This year, the promise I vow to myself (ie. my resolution) is not to hide. This is the mantra I will repeat to myself over and over. Not to hide out of fear of being seen, rejected or judged. To loose my fears by facing them head on, instead of running from them. To be unafraid to go for the things that I want and to not get in my own way. If I fail, I’ll have learned something. Either way, it’s a win in my book. Someone recently told me that I should feel free to fail forward. What a gift! How liberating this really is! I’ll let you know how it all turns out a year from now.
Life isn’t a fairytale and nothing magical is going to happen at the stroke of midnight that is going to make you suddenly ready to tackle your goal-the thing that you’ve been putting off. Are we ever completely ready? Most of the time I’ve found the answer to be ‘no’. That’s life. It just happens. You may never be ready. You still have to do it, just go for it. Ready or not-I’m coming for those goals. If you hesitate, opportunities may pass you by. You can’t rely on motivation to sustain you. After the newness and excitement wears off, the motivation will wane too. You aren’t going to want to get out of bed early or put in the work after a long day. You just have to do it. Brene’ Brown has a great trick I’ve used more than a time or two. Count yourself down from 5 and go for it. Ready or not.
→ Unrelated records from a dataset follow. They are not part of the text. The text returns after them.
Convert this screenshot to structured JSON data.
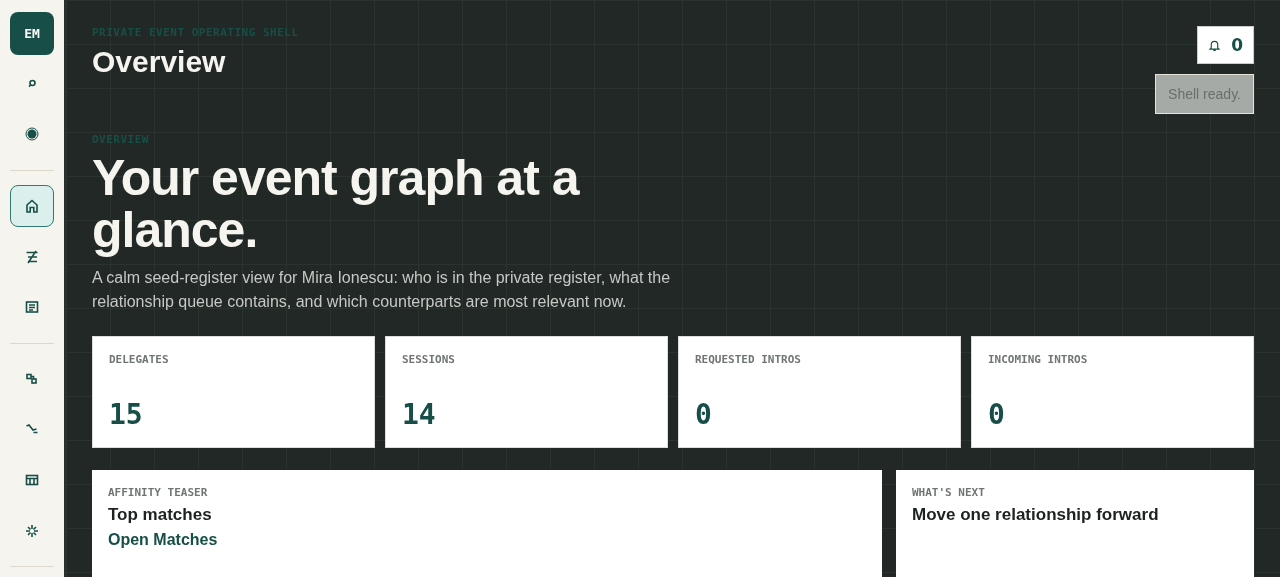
{
  "sidebar": {
    "avatar": "EM",
    "groups": [
      [
        {
          "selected": false
        },
        {
          "selected": false
        }
      ],
      [
        {
          "selected": true
        },
        {
          "selected": false
        },
        {
          "selected": false
        }
      ],
      [
        {
          "selected": false
        },
        {
          "selected": false
        },
        {
          "selected": false
        },
        {
          "selected": false
        }
      ]
    ]
  },
  "header": {
    "eyebrow": "PRIVATE EVENT OPERATING SHELL",
    "title": "Overview",
    "notifications": "0",
    "status": "Shell ready."
  },
  "hero": {
    "eyebrow": "OVERVIEW",
    "title": "Your event graph at a glance.",
    "description": "A calm seed-register view for Mira Ionescu: who is in the private register, what the relationship queue contains, and which counterparts are most relevant now."
  },
  "stats": [
    {
      "label": "DELEGATES",
      "value": "15"
    },
    {
      "label": "SESSIONS",
      "value": "14"
    },
    {
      "label": "REQUESTED INTROS",
      "value": "0"
    },
    {
      "label": "INCOMING INTROS",
      "value": "0"
    }
  ],
  "cards": [
    {
      "eyebrow": "AFFINITY TEASER",
      "title": "Top matches",
      "link": "Open Matches"
    },
    {
      "eyebrow": "WHAT'S NEXT",
      "title": "Move one relationship forward"
    }
  ]
}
Go get it!
I hope your vision is 20/20, that you focus on where you want to go and that you exceed your own expectations. Happy New Year!